Down by the water’s edge, there was a family collecting something in buckets.  I asked the woman what she was gathering, and she demonstrated. Finding a dimple in the wet sand, she scratched with her foot and flipped out a rust-colored disk. “Sand dollar,” she said, dropping it into her bucket.

“Is it alive?”

“Yeah. You dry them and use them to decorate wreaths.  If you bought one of these in a store, it would cost a dollar.”

Taken aback, I looked at her nearly-full bucket, and the buckets of her husband and avidly collecting children. There were dozens and dozens of sentient beings there, about to be dried out and used as decorations.

But who was I to judge? If I’d encountered a family gathering oysters, I would have smiled approvingly. Living off the land and all that. I eat beings every day with far more going on in the consciousness department than a sand dollar. Even so, the words of the Metta Sutra kept running through my head.

Whatever beings there may be
Whether they be weak or strong
Omitting none
The great and the mighty
The medium short and small
The seen and the unseen
Those living near and far away
Those born, and to be born
Let all beings be at ease.

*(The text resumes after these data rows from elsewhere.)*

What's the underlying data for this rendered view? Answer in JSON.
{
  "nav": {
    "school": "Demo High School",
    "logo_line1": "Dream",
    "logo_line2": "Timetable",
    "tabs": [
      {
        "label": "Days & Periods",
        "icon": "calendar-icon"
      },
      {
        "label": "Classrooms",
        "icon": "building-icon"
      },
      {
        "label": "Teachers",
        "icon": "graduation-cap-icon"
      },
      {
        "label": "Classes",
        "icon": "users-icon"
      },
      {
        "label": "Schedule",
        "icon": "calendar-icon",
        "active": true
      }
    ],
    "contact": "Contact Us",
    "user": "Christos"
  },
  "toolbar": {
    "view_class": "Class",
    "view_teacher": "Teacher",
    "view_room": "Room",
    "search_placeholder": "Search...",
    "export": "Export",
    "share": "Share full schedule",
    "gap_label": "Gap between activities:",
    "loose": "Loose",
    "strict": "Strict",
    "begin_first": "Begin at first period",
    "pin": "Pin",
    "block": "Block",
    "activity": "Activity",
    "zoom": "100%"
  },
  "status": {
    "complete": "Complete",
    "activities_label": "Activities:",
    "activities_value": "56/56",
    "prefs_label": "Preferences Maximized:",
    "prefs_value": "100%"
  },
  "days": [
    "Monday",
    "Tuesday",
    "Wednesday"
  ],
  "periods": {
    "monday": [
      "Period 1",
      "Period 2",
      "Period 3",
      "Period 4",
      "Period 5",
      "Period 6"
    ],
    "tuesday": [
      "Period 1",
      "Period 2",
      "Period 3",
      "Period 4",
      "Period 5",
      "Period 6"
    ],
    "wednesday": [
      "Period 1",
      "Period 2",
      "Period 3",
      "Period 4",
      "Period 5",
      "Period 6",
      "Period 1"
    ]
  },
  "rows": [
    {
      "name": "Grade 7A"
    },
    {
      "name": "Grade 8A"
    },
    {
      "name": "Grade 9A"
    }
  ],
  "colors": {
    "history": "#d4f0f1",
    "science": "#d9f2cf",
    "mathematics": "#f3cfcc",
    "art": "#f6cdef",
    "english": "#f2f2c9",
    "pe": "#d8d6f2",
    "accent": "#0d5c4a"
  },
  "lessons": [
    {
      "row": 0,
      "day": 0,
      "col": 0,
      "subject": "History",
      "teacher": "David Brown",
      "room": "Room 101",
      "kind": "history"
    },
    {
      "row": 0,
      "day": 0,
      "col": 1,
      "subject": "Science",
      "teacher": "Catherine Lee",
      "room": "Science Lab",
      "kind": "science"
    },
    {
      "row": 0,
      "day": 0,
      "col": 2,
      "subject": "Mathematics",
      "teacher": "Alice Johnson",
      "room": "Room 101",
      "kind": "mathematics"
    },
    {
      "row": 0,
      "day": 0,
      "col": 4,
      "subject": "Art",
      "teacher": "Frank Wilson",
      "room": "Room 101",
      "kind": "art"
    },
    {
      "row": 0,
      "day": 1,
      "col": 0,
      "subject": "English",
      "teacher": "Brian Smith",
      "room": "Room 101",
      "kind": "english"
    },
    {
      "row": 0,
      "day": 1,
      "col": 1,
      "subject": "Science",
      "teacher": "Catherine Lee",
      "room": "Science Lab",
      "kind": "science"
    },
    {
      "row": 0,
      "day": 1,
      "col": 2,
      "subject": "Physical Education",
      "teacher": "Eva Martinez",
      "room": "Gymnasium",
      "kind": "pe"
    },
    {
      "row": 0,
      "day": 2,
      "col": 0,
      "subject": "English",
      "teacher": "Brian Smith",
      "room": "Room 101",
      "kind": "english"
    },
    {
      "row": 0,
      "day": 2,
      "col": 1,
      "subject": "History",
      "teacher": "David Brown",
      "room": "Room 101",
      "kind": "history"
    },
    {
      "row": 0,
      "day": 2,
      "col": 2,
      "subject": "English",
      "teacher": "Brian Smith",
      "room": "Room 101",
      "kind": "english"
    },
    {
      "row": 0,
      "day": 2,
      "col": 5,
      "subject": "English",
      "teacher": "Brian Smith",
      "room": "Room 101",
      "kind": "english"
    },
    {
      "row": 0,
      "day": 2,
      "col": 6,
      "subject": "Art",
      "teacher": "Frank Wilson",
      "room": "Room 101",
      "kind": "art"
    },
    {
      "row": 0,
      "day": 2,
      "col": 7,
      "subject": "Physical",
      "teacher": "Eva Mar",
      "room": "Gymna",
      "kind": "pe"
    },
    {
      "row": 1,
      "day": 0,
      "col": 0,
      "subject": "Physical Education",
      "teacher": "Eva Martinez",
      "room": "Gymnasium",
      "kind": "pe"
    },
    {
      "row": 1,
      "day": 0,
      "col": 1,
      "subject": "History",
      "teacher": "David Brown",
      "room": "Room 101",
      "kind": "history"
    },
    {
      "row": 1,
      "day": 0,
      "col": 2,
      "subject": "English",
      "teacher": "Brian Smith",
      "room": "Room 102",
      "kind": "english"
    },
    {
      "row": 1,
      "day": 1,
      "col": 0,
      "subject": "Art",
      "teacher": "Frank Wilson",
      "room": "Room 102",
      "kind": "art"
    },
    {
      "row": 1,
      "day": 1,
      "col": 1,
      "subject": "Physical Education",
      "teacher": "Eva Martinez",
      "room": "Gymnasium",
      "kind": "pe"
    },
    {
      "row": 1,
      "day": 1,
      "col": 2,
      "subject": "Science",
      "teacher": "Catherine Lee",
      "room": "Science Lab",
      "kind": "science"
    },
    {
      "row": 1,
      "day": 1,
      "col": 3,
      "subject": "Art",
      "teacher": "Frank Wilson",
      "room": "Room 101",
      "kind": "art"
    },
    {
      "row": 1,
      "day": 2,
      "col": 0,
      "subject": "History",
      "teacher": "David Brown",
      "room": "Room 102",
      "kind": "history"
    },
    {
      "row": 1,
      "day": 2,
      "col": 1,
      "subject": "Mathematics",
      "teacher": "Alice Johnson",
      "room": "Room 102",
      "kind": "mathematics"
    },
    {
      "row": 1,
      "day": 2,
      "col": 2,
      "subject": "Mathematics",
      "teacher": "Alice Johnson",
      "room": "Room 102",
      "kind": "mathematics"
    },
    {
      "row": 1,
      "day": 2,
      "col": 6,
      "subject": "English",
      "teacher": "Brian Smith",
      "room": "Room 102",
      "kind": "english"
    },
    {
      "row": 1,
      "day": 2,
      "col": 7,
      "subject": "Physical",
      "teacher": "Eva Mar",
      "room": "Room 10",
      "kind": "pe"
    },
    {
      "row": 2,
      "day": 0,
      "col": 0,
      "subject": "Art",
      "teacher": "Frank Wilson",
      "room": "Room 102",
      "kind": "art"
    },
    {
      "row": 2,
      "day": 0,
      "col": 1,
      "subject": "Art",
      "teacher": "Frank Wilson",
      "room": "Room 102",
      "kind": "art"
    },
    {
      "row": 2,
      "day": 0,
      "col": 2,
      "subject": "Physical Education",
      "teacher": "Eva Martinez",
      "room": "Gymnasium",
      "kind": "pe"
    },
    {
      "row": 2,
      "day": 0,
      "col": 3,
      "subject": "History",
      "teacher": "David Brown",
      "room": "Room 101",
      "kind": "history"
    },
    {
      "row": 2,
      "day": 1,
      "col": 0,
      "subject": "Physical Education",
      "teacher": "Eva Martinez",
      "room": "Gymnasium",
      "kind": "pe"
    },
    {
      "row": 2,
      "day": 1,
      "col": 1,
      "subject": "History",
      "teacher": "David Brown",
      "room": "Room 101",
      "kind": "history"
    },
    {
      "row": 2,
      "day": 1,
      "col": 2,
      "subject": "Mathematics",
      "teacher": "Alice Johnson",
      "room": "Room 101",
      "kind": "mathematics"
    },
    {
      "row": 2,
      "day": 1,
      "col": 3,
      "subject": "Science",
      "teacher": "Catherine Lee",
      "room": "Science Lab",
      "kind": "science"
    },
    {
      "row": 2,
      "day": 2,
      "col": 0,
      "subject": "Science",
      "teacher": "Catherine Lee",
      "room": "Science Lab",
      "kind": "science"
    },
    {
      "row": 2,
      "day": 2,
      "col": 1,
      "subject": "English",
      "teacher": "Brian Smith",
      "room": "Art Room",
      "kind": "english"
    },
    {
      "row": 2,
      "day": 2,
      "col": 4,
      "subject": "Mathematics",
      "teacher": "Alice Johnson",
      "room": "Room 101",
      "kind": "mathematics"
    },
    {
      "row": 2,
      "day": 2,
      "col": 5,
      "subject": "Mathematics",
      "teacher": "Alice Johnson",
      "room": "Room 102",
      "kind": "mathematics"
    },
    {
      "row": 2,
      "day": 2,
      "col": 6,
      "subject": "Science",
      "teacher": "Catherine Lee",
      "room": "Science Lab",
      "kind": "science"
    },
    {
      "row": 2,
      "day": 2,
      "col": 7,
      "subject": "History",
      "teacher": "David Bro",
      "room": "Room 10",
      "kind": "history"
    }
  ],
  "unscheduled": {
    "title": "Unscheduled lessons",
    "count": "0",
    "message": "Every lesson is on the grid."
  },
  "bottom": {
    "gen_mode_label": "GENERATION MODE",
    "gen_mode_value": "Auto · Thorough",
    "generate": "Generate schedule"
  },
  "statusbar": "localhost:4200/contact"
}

I scratched up a sand dollar myself. “Here buddy. You’d better get out of here.” Carrying it further down the shore, I placed it gently in the water.